> _Problem description_: Scan the records for lines with the word "TGRT", and copy every such line.

*** Opening Data provided ***

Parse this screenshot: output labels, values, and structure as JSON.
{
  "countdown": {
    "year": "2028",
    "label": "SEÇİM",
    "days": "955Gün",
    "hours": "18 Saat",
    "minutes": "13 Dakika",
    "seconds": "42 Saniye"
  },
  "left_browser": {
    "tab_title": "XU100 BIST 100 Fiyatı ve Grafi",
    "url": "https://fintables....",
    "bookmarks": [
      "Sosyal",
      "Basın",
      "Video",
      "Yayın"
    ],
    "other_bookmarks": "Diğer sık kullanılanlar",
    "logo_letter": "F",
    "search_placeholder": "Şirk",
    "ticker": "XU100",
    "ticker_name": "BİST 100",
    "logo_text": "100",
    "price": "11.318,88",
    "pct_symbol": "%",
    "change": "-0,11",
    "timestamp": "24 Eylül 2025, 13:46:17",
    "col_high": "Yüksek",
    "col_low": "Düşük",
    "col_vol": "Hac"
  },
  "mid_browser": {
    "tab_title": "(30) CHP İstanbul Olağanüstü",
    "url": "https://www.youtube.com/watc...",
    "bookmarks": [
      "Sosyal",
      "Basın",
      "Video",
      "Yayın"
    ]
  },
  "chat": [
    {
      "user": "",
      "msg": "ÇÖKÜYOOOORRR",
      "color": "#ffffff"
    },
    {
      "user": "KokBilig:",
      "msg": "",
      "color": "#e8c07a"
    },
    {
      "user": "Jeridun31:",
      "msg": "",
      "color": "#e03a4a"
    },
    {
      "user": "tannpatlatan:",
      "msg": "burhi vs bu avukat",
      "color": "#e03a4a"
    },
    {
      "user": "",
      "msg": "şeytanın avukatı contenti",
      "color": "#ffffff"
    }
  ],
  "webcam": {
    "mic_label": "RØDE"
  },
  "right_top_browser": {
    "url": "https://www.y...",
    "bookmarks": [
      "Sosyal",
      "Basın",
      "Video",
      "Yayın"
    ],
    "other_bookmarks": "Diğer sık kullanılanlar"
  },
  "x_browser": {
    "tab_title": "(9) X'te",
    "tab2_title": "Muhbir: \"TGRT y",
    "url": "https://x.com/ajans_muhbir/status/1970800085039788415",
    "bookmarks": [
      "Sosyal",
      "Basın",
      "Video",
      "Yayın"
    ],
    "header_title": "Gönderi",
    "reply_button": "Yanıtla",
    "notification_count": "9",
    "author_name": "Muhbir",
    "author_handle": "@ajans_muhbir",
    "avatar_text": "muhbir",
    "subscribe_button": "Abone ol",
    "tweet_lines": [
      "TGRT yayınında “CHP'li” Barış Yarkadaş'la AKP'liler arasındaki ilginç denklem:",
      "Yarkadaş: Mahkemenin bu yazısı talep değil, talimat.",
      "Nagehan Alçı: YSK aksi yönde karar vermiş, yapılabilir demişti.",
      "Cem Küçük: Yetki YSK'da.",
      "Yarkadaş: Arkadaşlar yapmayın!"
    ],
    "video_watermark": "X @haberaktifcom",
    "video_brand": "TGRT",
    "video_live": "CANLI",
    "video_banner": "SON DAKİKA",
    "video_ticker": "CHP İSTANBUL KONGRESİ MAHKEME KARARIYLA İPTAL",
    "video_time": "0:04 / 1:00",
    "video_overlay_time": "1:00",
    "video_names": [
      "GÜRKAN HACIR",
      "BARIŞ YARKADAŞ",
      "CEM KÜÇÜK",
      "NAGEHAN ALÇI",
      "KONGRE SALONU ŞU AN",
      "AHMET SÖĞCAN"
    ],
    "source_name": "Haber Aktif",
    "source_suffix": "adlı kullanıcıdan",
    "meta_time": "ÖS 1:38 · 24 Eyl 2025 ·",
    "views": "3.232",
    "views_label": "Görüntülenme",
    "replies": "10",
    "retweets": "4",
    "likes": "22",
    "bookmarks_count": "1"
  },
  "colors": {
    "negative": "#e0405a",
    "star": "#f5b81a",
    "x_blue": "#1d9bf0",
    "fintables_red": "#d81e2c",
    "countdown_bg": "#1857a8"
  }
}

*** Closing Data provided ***

> _Finished task_:
    "tab2_title": "Muhbir: \"TGRT y",
      "TGRT yayınında “CHP'li” Barış Yarkadaş'la AKP'liler arasındaki ilginç denklem:",
    "video_brand": "TGRT",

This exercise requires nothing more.